God spent the first 3 chapters of the Bible creating the world. He made every living thing on this planet, then he rested, not because he had to, not because he needed to, but because he could. He looked at his creation, saw it was good and then rested. But then sin entered the world. And he could have continued resting. He could have said he no longer needed to intervene, His work was done. He's the creator of the universe, maybe He would have been justified in that. But He didn't. Since the beginning, since chapter four of Genesis, God has been restlessly working to draw his children back to him. Everything he does in the Old Testament is to bring his wayward and lost children back to him. He is patient and kind and loving. And the story of Ruth is no different. Without Ruth we don't have Jesus. She is the outsider. She is the marginalized. She is from the people group who were hated. Yet God brought her into His family. God had mercy on this woman who didn't belong and showed her that she belonged to Him. She had a place in Him.

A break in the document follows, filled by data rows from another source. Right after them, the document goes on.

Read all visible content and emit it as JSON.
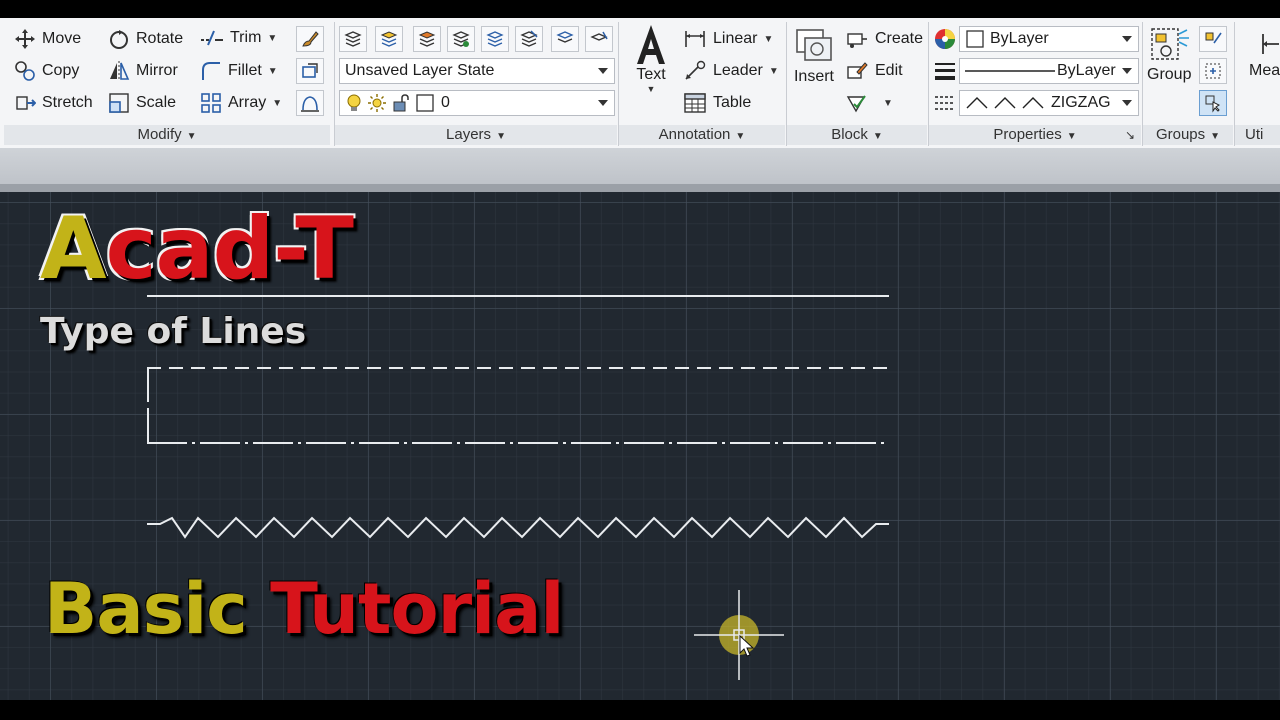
{
  "ribbon": {
    "modify": {
      "title": "Modify",
      "move": "Move",
      "rotate": "Rotate",
      "trim": "Trim",
      "copy": "Copy",
      "mirror": "Mirror",
      "fillet": "Fillet",
      "stretch": "Stretch",
      "scale": "Scale",
      "array": "Array"
    },
    "layers": {
      "title": "Layers",
      "layer_state": "Unsaved Layer State",
      "current_layer": "0"
    },
    "annotation": {
      "title": "Annotation",
      "text": "Text",
      "linear": "Linear",
      "leader": "Leader",
      "table": "Table"
    },
    "block": {
      "title": "Block",
      "insert": "Insert",
      "create": "Create",
      "edit": "Edit"
    },
    "properties": {
      "title": "Properties",
      "color": "ByLayer",
      "lineweight": "ByLayer",
      "linetype": "ZIGZAG"
    },
    "groups": {
      "title": "Groups",
      "group": "Group"
    },
    "utilities": {
      "title": "Uti",
      "measure": "Mea"
    }
  },
  "overlay": {
    "title_first_letter": "A",
    "title_rest": "cad-T",
    "subtitle": "Type of Lines",
    "footer_word1": "Basic",
    "footer_word2": "Tutorial"
  },
  "colors": {
    "canvas_bg": "#212830",
    "title_yellow": "#c2b318",
    "title_red": "#d7141b",
    "cursor_highlight": "#c7b52a"
  }
}
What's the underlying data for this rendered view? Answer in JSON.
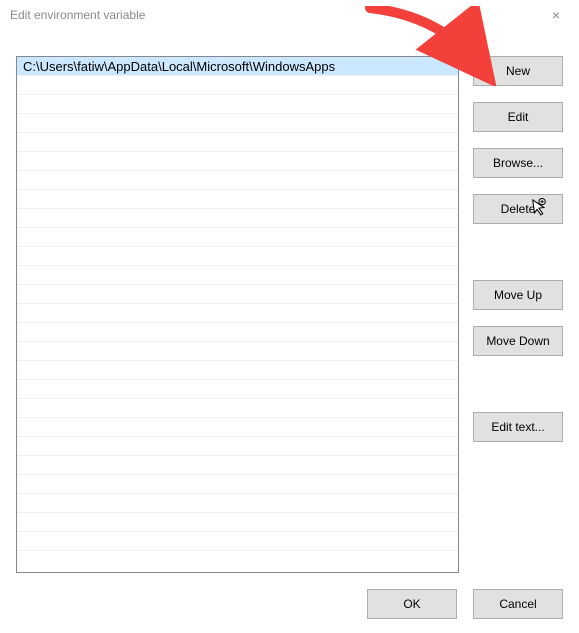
{
  "title": "Edit environment variable",
  "close_label": "×",
  "list": {
    "rows": [
      "C:\\Users\\fatiw\\AppData\\Local\\Microsoft\\WindowsApps",
      "",
      "",
      "",
      "",
      "",
      "",
      "",
      "",
      "",
      "",
      "",
      "",
      "",
      "",
      "",
      "",
      "",
      "",
      "",
      "",
      "",
      "",
      "",
      "",
      ""
    ],
    "selected_index": 0
  },
  "buttons": {
    "new": "New",
    "edit": "Edit",
    "browse": "Browse...",
    "delete": "Delete",
    "move_up": "Move Up",
    "move_down": "Move Down",
    "edit_text": "Edit text...",
    "ok": "OK",
    "cancel": "Cancel"
  },
  "annotation": {
    "arrow_color": "#f4403a"
  }
}
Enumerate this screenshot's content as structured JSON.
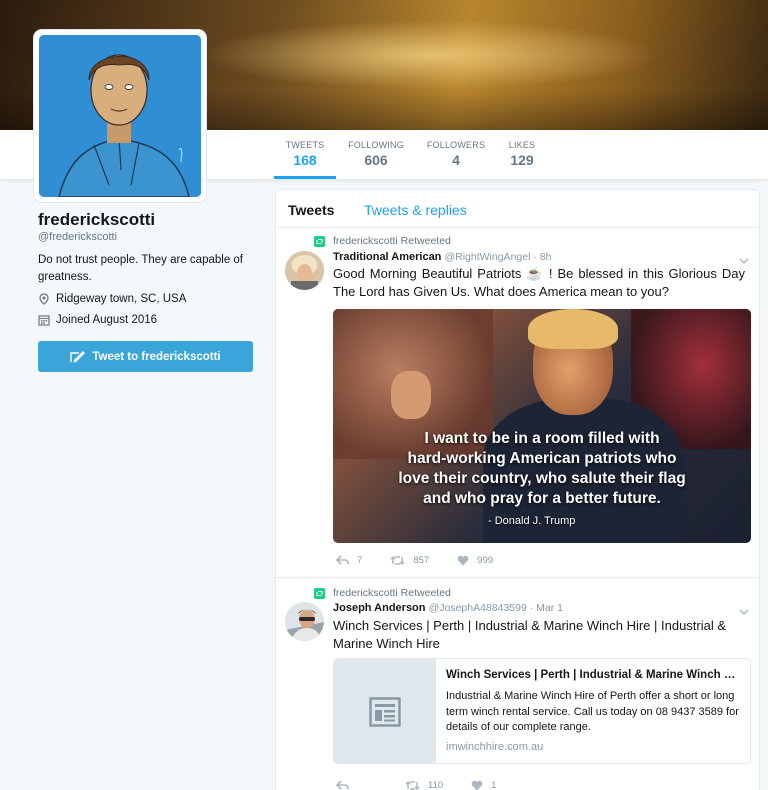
{
  "profile": {
    "name": "frederickscotti",
    "handle": "@frederickscotti",
    "bio": "Do not trust people. They are capable of greatness.",
    "location": "Ridgeway town, SC, USA",
    "joined": "Joined August 2016",
    "tweet_to_label": "Tweet to frederickscotti"
  },
  "stats": [
    {
      "label": "TWEETS",
      "value": "168"
    },
    {
      "label": "FOLLOWING",
      "value": "606"
    },
    {
      "label": "FOLLOWERS",
      "value": "4"
    },
    {
      "label": "LIKES",
      "value": "129"
    }
  ],
  "timeline_tabs": {
    "tweets": "Tweets",
    "replies": "Tweets & replies"
  },
  "tweets": [
    {
      "retweet_by": "frederickscotti Retweeted",
      "name": "Traditional American",
      "handle_time": "@RightWingAngel · 8h",
      "text": "Good Morning Beautiful Patriots ☕ ! Be blessed in this Glorious Day The Lord has Given Us. What does America mean to you?",
      "media_quote_lines": [
        "I want to be in a room filled with",
        "hard-working American patriots who",
        "love their country, who salute their flag",
        "and who pray for a better future."
      ],
      "media_attr": "- Donald J. Trump",
      "replies": "7",
      "retweets": "857",
      "likes": "999"
    },
    {
      "retweet_by": "frederickscotti Retweeted",
      "name": "Joseph Anderson",
      "handle_time": "@JosephA48843599 · Mar 1",
      "text": "Winch Services | Perth | Industrial & Marine Winch Hire | Industrial & Marine Winch Hire",
      "card_title": "Winch Services | Perth | Industrial & Marine Winch Hire...",
      "card_desc": "Industrial & Marine Winch Hire of Perth offer a short or long term winch rental service. Call us today on 08 9437 3589 for details of our complete range.",
      "card_url": "imwinchhire.com.au",
      "replies": "",
      "retweets": "110",
      "likes": "1"
    }
  ],
  "colors": {
    "accent": "#1da1f2",
    "button": "#3aa5d8",
    "retweet_green": "#19cf86"
  }
}
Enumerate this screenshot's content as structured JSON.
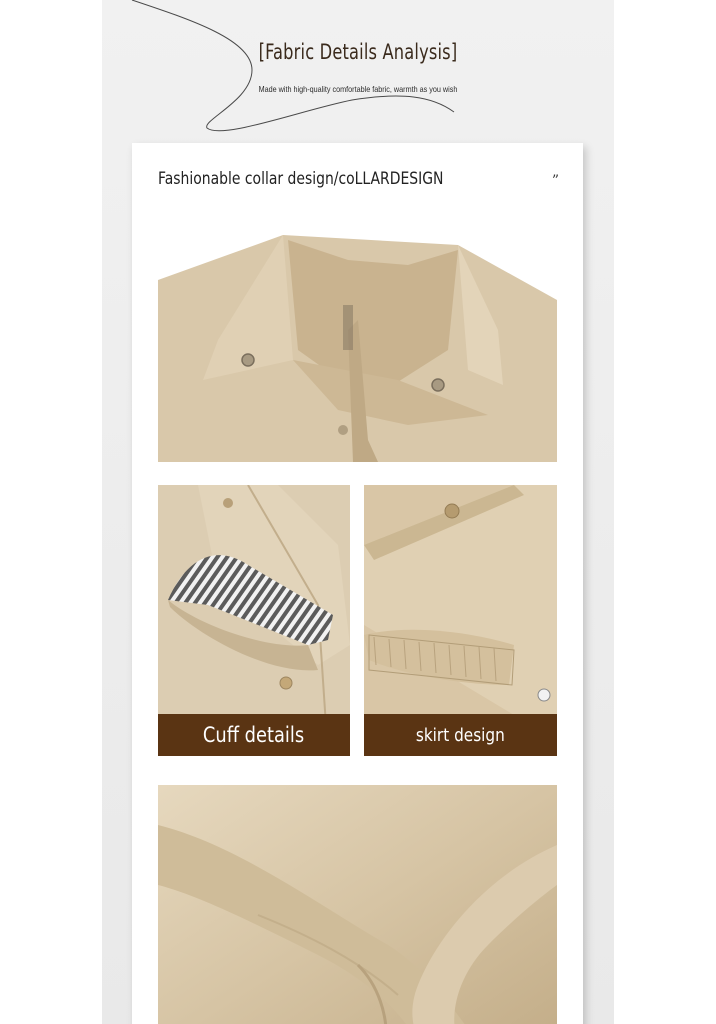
{
  "header": {
    "title": "[Fabric Details Analysis]",
    "subtitle": "Made with high-quality comfortable fabric, warmth as you wish"
  },
  "card": {
    "title": "Fashionable collar design/coLLARDESIGN",
    "quote_mark": "”"
  },
  "photos": {
    "cuff_caption": "Cuff details",
    "skirt_caption": "skirt design"
  },
  "colors": {
    "caption_bar": "#5a3413",
    "fabric_khaki": "#d8c7a9",
    "page_background": "#eeeeee"
  }
}
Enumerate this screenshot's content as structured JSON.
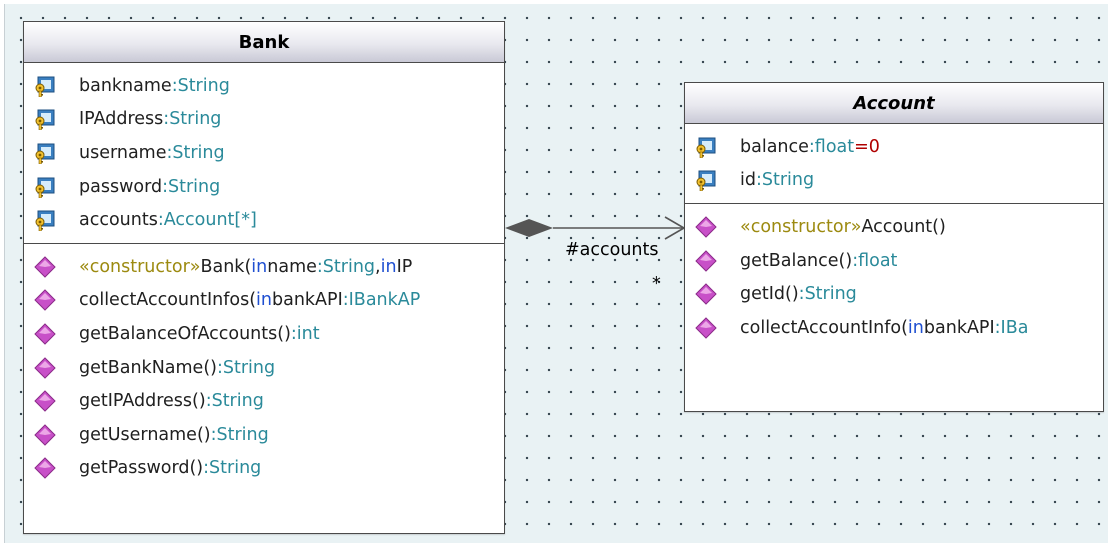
{
  "classes": {
    "bank": {
      "name": "Bank",
      "attributes": [
        {
          "name": "bankname",
          "type": ":String"
        },
        {
          "name": "IPAddress",
          "type": ":String"
        },
        {
          "name": "username",
          "type": ":String"
        },
        {
          "name": "password",
          "type": ":String"
        },
        {
          "name": "accounts",
          "type": ":Account[*]"
        }
      ],
      "operations": [
        {
          "parts": [
            {
              "t": "«constructor»",
              "s": "stereo"
            },
            {
              "t": " Bank(",
              "s": "name"
            },
            {
              "t": "in",
              "s": "kw"
            },
            {
              "t": " name",
              "s": "name"
            },
            {
              "t": ":String",
              "s": "type"
            },
            {
              "t": ", ",
              "s": "name"
            },
            {
              "t": "in",
              "s": "kw"
            },
            {
              "t": " IP",
              "s": "name"
            }
          ]
        },
        {
          "parts": [
            {
              "t": "collectAccountInfos(",
              "s": "name"
            },
            {
              "t": "in",
              "s": "kw"
            },
            {
              "t": " bankAPI",
              "s": "name"
            },
            {
              "t": ":IBankAP",
              "s": "type"
            }
          ]
        },
        {
          "parts": [
            {
              "t": "getBalanceOfAccounts()",
              "s": "name"
            },
            {
              "t": ":int",
              "s": "type"
            }
          ]
        },
        {
          "parts": [
            {
              "t": "getBankName()",
              "s": "name"
            },
            {
              "t": ":String",
              "s": "type"
            }
          ]
        },
        {
          "parts": [
            {
              "t": "getIPAddress()",
              "s": "name"
            },
            {
              "t": ":String",
              "s": "type"
            }
          ]
        },
        {
          "parts": [
            {
              "t": "getUsername()",
              "s": "name"
            },
            {
              "t": ":String",
              "s": "type"
            }
          ]
        },
        {
          "parts": [
            {
              "t": "getPassword()",
              "s": "name"
            },
            {
              "t": ":String",
              "s": "type"
            }
          ]
        }
      ]
    },
    "account": {
      "name": "Account",
      "attributes": [
        {
          "name": "balance",
          "type": ":float",
          "default": "=0"
        },
        {
          "name": "id",
          "type": ":String"
        }
      ],
      "operations": [
        {
          "parts": [
            {
              "t": "«constructor»",
              "s": "stereo"
            },
            {
              "t": " Account()",
              "s": "name"
            }
          ]
        },
        {
          "parts": [
            {
              "t": "getBalance()",
              "s": "name"
            },
            {
              "t": ":float",
              "s": "type"
            }
          ]
        },
        {
          "parts": [
            {
              "t": "getId()",
              "s": "name"
            },
            {
              "t": ":String",
              "s": "type"
            }
          ]
        },
        {
          "parts": [
            {
              "t": "collectAccountInfo(",
              "s": "name"
            },
            {
              "t": "in",
              "s": "kw"
            },
            {
              "t": " bankAPI",
              "s": "name"
            },
            {
              "t": ":IBa",
              "s": "type"
            }
          ]
        }
      ]
    }
  },
  "association": {
    "kind": "composition",
    "role": "#accounts",
    "multiplicity": "*"
  },
  "colors": {
    "canvas": "#e9f2f4",
    "type": "#2a8a9a",
    "keyword": "#1f4fd1",
    "stereotype": "#9c8a10",
    "default_value": "#b00000",
    "operation_icon": "#c850c8",
    "attribute_icon": "#3a7fc0"
  },
  "icons": {
    "attribute": "private-attribute-key-icon",
    "operation": "operation-diamond-icon"
  }
}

The song, reckless love, talks about the concept of God being a restless God. It says “There's no shadow You won't light up, mountain You won't climb up, coming after me. There's no wall You won't kick down, lie You won't tear down, coming after me.” This is how God pursues us, this is how much he wants us as part of His family, as His own children. We can run away from God, look for God in all the things of this world, in alcohol, in sex, in social media, in politics, in food, in relationships, but we will not find our rest in any of those things. We may find ourselves numb enough to get on with our day, numb enough to continue existing, but true rest can only be found in God.
The restless work of God culminates in Jesus and what he did on the cross. From Genesis to Malachi, God had a plan. Everything he did pointed to that plan. The patriarchs and matriarchs of the faith pointed to that plan. God's kindness and love toward Tamar, Rahab, Ruth and Bathsheeba pointed to that plan. God was showing his people that he had something better coming, but they needed to be watchful for it, they needed to be ready. And then he came. Jesus left his Heavenly throne, put on skin, and came to this world to live among us, to know what it was like to want, what it was like to be hungry, what it was like to hurt and grieve, and while he was here, he restlessly worked to show the people who He was and what he was coming to do. He endured a brutal death on the cross and resurrected so we could know Him, so we could be a part of his family, so we could find our rest not in the finite things of this world but in His infinite love.
I know when life gets hard, it's easier to run away, it's easier to shutdown and go on autopilot just to get through the days. It's easier to find temporary happiness in all the things the world has to offer. I know because I've done that, I've been there, I've looked for that happiness that doesn't last. Friend who is reading this, please know that even if you are running to the things of this world to find happiness, to find your completion, you can't completely run away from God. He sees you. He hears your. He knows your pain. He knows how lost you feel, how frustrated with everything you are and He loves you. He is restlessly pursing you. Cry out to Him. He can handle your pain. He can handle your anger. He can handle your questions. He can handle all of those things because He is your creator. He is not surprised by them. He loves you. He wants you to run to Him for completion, rather than seeking it in the things this world has to offer. He did all he did on the cross for you, all you have to do is trust in Him.